# Assigned task
Find every line of the data below that has "从服务器获取" in it. Reply with the number only.

Data records Block Start

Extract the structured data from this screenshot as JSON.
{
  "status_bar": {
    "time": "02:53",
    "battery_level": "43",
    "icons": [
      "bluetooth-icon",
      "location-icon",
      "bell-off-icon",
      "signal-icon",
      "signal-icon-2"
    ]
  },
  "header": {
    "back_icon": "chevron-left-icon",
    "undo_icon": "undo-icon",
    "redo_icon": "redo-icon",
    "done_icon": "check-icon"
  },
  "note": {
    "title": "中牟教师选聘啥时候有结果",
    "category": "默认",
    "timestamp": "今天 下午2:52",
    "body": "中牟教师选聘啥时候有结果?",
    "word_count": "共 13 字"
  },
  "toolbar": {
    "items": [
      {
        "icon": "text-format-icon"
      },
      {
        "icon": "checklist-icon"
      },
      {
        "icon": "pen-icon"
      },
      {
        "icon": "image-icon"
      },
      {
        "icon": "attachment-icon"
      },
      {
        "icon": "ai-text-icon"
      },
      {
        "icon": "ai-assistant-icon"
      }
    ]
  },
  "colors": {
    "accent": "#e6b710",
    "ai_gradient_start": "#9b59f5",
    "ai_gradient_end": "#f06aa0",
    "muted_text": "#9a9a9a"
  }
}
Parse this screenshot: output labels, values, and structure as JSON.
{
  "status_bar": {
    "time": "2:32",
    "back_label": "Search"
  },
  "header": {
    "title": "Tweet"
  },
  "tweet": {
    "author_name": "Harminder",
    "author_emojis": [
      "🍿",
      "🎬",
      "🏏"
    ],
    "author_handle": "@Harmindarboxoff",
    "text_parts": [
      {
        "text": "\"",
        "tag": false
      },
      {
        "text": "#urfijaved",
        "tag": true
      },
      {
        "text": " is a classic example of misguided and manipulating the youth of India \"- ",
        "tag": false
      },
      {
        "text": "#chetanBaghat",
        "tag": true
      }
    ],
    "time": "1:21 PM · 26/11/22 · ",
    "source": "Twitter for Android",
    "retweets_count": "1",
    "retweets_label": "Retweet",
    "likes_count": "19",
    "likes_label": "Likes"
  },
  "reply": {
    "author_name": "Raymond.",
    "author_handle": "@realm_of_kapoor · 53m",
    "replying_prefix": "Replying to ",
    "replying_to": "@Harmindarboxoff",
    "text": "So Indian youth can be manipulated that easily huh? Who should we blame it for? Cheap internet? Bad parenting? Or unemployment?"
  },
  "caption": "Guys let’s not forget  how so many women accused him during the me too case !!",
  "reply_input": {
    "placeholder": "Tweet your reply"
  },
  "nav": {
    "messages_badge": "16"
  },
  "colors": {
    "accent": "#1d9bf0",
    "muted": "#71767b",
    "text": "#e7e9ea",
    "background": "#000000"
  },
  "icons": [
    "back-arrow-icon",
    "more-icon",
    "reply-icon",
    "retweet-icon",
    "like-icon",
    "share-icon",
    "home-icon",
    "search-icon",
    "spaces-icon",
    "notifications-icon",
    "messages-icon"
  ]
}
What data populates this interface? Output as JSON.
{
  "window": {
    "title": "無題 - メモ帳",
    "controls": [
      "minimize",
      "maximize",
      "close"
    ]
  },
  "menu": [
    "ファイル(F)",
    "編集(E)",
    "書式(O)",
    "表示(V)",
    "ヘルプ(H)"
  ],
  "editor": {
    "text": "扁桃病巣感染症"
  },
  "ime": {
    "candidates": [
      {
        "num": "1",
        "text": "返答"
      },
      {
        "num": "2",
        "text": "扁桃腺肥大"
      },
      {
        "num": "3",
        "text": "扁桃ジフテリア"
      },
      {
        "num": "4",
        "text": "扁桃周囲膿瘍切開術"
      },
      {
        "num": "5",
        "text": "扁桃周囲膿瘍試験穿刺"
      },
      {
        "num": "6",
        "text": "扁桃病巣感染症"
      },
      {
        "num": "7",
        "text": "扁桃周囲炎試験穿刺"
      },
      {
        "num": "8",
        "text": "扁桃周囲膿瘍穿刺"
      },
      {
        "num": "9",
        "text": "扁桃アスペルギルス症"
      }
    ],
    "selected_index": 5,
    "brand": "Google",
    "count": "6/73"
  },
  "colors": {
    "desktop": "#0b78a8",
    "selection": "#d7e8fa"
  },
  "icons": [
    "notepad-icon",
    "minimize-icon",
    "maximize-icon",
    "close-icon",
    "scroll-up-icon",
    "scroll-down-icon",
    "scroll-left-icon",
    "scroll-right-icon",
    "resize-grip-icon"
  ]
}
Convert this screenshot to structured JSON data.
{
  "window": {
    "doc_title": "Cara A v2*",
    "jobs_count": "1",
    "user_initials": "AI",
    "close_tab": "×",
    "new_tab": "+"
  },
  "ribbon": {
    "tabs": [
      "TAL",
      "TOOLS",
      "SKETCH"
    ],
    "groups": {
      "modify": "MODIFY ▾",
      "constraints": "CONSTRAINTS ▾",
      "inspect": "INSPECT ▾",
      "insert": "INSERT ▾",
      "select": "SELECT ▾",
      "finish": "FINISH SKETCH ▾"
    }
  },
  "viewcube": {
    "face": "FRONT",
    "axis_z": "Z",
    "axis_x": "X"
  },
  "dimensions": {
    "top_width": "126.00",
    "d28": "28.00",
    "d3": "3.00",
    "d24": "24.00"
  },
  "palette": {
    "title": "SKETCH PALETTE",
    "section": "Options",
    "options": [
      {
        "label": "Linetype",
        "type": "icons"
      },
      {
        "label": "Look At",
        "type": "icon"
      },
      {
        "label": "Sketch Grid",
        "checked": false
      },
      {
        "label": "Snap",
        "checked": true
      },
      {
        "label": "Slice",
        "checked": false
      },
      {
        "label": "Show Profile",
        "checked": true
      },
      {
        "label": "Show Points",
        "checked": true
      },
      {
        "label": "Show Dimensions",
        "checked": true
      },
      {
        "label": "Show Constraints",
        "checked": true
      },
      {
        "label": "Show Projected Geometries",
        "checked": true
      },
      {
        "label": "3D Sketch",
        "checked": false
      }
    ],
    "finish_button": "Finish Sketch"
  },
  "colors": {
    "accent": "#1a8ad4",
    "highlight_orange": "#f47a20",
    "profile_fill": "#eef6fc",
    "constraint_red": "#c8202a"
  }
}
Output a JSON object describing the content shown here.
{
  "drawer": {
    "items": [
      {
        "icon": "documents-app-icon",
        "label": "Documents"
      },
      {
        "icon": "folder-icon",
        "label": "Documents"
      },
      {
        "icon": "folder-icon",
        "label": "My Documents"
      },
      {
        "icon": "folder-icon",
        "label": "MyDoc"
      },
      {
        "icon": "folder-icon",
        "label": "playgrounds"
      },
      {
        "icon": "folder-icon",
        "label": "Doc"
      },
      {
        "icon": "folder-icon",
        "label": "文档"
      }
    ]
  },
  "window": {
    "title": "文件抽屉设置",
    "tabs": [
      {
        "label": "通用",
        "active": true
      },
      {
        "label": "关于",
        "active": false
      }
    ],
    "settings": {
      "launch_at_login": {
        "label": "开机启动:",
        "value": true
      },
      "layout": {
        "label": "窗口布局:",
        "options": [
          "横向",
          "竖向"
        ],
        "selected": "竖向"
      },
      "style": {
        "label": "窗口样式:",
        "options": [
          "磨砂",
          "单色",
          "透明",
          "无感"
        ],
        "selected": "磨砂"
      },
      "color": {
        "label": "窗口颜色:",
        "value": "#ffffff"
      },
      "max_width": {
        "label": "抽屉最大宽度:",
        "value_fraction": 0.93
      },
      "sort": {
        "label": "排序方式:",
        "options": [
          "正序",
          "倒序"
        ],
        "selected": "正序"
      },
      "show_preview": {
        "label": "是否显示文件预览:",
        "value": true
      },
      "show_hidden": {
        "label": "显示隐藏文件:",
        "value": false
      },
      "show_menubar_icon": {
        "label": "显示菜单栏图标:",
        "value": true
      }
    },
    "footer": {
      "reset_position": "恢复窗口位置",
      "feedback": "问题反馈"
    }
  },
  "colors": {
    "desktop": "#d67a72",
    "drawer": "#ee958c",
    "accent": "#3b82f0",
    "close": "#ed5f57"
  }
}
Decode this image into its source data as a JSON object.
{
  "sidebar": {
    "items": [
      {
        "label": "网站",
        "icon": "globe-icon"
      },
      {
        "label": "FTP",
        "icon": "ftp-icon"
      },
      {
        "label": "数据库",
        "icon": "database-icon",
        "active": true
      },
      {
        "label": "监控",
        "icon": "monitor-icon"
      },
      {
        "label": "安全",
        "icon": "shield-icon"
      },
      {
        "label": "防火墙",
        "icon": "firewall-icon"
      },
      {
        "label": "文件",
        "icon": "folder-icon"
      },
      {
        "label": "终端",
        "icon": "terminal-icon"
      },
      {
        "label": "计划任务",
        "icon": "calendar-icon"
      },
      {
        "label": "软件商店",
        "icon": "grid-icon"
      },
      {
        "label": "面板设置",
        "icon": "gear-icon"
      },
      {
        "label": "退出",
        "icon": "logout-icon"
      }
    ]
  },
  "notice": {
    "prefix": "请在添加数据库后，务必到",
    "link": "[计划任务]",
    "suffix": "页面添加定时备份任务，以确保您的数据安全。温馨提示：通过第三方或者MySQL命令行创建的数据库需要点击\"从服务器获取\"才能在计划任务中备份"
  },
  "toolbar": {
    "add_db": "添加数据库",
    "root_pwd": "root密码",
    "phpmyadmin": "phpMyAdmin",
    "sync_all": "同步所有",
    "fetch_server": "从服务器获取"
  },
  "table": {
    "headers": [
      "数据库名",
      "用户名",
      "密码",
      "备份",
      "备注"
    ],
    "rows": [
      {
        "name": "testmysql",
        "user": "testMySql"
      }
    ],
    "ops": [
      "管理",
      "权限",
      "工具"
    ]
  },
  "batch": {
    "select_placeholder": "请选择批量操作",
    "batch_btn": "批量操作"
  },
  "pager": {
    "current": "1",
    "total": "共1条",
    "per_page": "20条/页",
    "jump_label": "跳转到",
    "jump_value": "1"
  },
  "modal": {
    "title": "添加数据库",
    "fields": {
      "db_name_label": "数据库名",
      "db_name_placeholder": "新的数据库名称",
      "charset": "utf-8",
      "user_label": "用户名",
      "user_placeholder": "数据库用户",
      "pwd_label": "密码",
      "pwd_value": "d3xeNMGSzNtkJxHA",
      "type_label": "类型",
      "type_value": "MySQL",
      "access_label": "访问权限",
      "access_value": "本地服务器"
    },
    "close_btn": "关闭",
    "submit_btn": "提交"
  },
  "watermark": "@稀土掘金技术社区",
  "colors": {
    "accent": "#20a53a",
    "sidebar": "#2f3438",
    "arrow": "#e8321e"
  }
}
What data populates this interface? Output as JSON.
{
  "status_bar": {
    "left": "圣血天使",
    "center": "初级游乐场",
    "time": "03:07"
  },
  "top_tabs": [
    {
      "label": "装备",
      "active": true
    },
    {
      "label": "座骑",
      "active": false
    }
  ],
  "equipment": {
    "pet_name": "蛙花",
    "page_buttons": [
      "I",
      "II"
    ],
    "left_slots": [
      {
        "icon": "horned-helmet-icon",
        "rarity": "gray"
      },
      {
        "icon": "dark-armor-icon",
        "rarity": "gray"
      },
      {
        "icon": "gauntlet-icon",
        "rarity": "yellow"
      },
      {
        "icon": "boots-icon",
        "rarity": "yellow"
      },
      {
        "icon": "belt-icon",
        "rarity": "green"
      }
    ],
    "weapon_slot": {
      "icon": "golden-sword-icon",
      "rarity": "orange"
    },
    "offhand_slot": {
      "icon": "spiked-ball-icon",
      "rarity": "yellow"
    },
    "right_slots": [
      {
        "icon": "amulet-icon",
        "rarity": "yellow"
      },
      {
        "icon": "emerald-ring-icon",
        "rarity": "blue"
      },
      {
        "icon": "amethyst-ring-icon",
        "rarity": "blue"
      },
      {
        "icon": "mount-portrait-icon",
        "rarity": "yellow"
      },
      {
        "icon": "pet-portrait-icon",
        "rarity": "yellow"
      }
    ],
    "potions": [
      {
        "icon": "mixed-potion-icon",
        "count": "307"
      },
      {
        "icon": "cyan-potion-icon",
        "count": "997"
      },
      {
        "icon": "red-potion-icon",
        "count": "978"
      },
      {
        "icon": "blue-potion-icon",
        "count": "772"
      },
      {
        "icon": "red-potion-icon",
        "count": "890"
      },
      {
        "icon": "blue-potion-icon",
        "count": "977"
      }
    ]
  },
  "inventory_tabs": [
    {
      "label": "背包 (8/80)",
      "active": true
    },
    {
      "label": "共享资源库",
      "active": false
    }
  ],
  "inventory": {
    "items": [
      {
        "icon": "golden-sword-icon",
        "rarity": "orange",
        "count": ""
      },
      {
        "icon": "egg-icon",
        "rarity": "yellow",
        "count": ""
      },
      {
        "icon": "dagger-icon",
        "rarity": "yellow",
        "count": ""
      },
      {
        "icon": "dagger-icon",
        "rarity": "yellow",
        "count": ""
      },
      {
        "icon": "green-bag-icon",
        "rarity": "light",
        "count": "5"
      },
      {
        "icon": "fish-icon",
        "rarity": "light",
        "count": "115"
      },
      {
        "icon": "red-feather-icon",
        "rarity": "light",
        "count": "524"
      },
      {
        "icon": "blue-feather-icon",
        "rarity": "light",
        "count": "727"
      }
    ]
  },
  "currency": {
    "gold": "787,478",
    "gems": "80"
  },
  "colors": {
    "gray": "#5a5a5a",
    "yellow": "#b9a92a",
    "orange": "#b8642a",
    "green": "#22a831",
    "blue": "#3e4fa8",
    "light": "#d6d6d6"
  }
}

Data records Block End

# Solution
2